Optimal ACEi/ARB + beta-blocker therapy key to improved outcomes in HFrEF
Patients with heart failure with reduced ejection fraction (HFrEF) who achieve 100 percent guideline-recommended target dose (GRTD) for both angiotensin-converting enzyme (ACE) inhibitors/angiotensin receptor blockers (ARBs) and β-blockers have a reduced risk of all-cause mortality and heart failure hospitalization (HHF), a recent study showed.
“Not surprisingly, the best outcomes were observed in those who achieved 100 percent GRTD of combined therapy. However, in the vast majority of patients not reaching 100 percent GRTD, taking any dose combination was better than none, and achieving lower doses of both drug classes was associated with better outcomes than reaching the highest dose of only one class,” noted the authors.
The study population included 6,787 adults with HFrEF (left ventricular ejection fraction [LVEF] ≤40 percent; mean age 62.6 years, 77.7 percent male, mean LVEF 27.7 percent) enrolled in the BIOSTAT-CHF and ASIAN-HF* registries, comprising European and Asian populations, respectively (n=2,100 and 4,687, respectively). Target doses of medications were based on European Society of Cardiology (ESC) guidelines.
Only 14 percent of patients achieved GRTD ≥50 percent for both ACE inhibitors/ARBs and β-blockers (successful up-titration), with 3 percent achieving 100 percent GRTD. [Eur J Heart Fail 2020;doi:10.1002/ejhf.1869]
When doses of both ACE inhibitors/ARBs and β-blockers were up to 1–49 percent GRTD, the risk of the composite outcome of all-cause mortality or HHF was lower than that with no treatment (hazard ratio [HR], 0.71, 95 percent confidence interval [CI], 0.61–0.84; p<0.001). This was further reduced when the dose of either drug was 50–99 percent GRTD and the other 1–49 percent GRTD (HR, 0.50 and 0.61 for 1–49 percent GRTD for β-blockers and ACE inhibitors/ARBs, respectively; p<0.001 for both). The reduced risk was also greater than that achieved with 100 percent GRTD for β-blockers alone (HR, 0.68; p=0.02) or ACE inhibitors/ARBs alone (HR, 0.71; p=0.03).
Patients who achieved 100 percent GRTD for both ACE inhibitors/ARBs and β-blockers experienced the greatest risk reduction (HR, 0.32, 95 percent CI, 0.26–0.39; p<0.001).
All-cause mortality risk was lowest among patients with 100 percent GRTD for both ACE inhibitors/ARBs and β-blockers (HR, 0.19; p<0.001) compared with untreated patients, followed by 50–99 percent GRTD for ACE inhibitors/ARBs and 100 percent for β-blockers (HR, 0.27; p<0.001). Achieving 100 percent GRTD for ACE inhibitors/ARBs alone did not significantly affect mortality risk (HR, 0.75; p=0.11), while increasing doses of β-blockers alone led to decreasing mortality risk (HR, 0.75; p=0.006, HR, 0.65; p=0.004, and HR, 0.40; p<0.001 for 1–49, 50–99, and 100 percent GRTD, respectively). Achieving 100 percent GRTD of both drugs did not affect HHF risk (HR, 0.85; p=0.17).

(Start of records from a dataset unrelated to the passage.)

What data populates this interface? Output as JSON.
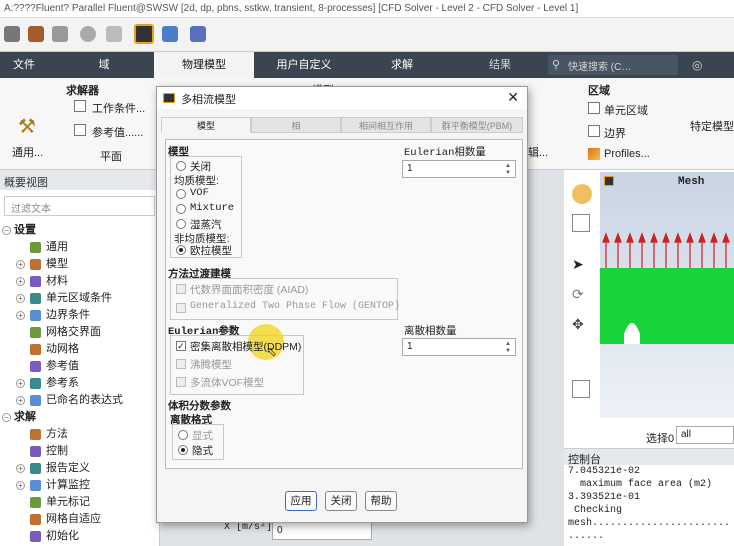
{
  "window_title": "A:????Fluent? Parallel Fluent@SWSW  [2d, dp, pbns, sstkw, transient, 8-processes] [CFD Solver - Level 2 - CFD Solver - Level 1]",
  "ribbon_tabs": [
    "文件",
    "域",
    "物理模型",
    "用户自定义",
    "求解"
  ],
  "ribbon_tab_extra": "结果",
  "search_placeholder": "快速搜索 (C…",
  "ribbon": {
    "solver_group": "求解器",
    "working_conditions": "工作条件...",
    "reference_values": "参考值......",
    "general_label": "通用...",
    "plane_label": "平面",
    "models_partial": "模型",
    "materials_partial": "辑...",
    "region_group": "区域",
    "cell_zone": "单元区域",
    "boundary": "边界",
    "profiles": "Profiles...",
    "specific_model": "特定模型"
  },
  "tree": {
    "header": "概要视图",
    "filter_placeholder": "过滤文本",
    "items": [
      {
        "label": "设置",
        "section": true
      },
      {
        "label": "通用"
      },
      {
        "label": "模型",
        "exp": true
      },
      {
        "label": "材料",
        "exp": true
      },
      {
        "label": "单元区域条件",
        "exp": true
      },
      {
        "label": "边界条件",
        "exp": true
      },
      {
        "label": "网格交界面"
      },
      {
        "label": "动网格"
      },
      {
        "label": "参考值"
      },
      {
        "label": "参考系",
        "exp": true
      },
      {
        "label": "已命名的表达式",
        "exp": true
      },
      {
        "label": "求解",
        "section": true
      },
      {
        "label": "方法"
      },
      {
        "label": "控制"
      },
      {
        "label": "报告定义",
        "exp": true
      },
      {
        "label": "计算监控",
        "exp": true
      },
      {
        "label": "单元标记"
      },
      {
        "label": "网格自适应"
      },
      {
        "label": "初始化"
      }
    ]
  },
  "dialog": {
    "title": "多相流模型",
    "tabs": [
      "模型",
      "相",
      "相间相互作用",
      "群平衡模型(PBM)"
    ],
    "models_title": "模型",
    "model_off": "关闭",
    "homogeneous_label": "均质模型:",
    "vof": "VOF",
    "mixture": "Mixture",
    "wet_steam": "湿蒸汽",
    "nonhomogeneous_label": "非均质模型:",
    "eulerian": "欧拉模型",
    "eulerian_phase_count_label": "Eulerian相数量",
    "eulerian_phase_count": "1",
    "transition_title": "方法过渡建模",
    "aiad": "代数界面面积密度 (AIAD)",
    "gentop": "Generalized Two Phase Flow (GENTOP)",
    "eulerian_params_title": "Eulerian参数",
    "ddpm": "密集离散相模型(DDPM)",
    "boiling": "沸腾模型",
    "multifluid_vof": "多流体VOF模型",
    "discrete_phase_count_label": "离散相数量",
    "discrete_phase_count": "1",
    "volume_fraction_title": "体积分数参数",
    "discretization_title": "离散格式",
    "explicit": "显式",
    "implicit": "隐式",
    "apply_button": "应用",
    "close_button": "关闭",
    "help_button": "帮助"
  },
  "graphics": {
    "title": "Mesh",
    "select_label": "选择0",
    "select_value": "all"
  },
  "console": {
    "title": "控制台",
    "lines": [
      "7.045321e-02",
      "  maximum face area (m2)",
      "3.393521e-01",
      " Checking",
      "mesh.......................",
      "......"
    ]
  },
  "bottom_field": {
    "label": "X [m/s²]",
    "value": "0"
  },
  "colors": {
    "ribbon_tab_bg": "#3a4550",
    "mesh_fill": "#19d33a",
    "arrow": "#cc2020"
  }
}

“[A]lthough the best outcomes were observed in patients attaining 100 percent GRTD for both ACE inhibitors/ARBs and β-blockers, such combined maximal up-titration was rarely achieved [in both Europe and Asia],” noted the authors. There are a multitude of reasons for this including cost, drug intolerance or adverse effects, polypharmacy, and poor compliance.
“Our results [also] suggest that up-titration to even sub-target doses of both ACE inhibitors/ARBs and β-blockers was associated with better outcomes than full up-titration to 100 percent target doses of a single drug class (with either none or very low doses of the other drug class),” they continued.
“[The findings imply] that when faced with the clinical conundrum of up-titrating both drugs vs up-titrating only one of the drugs to maximal target doses, the former may be a preferable approach,” they said.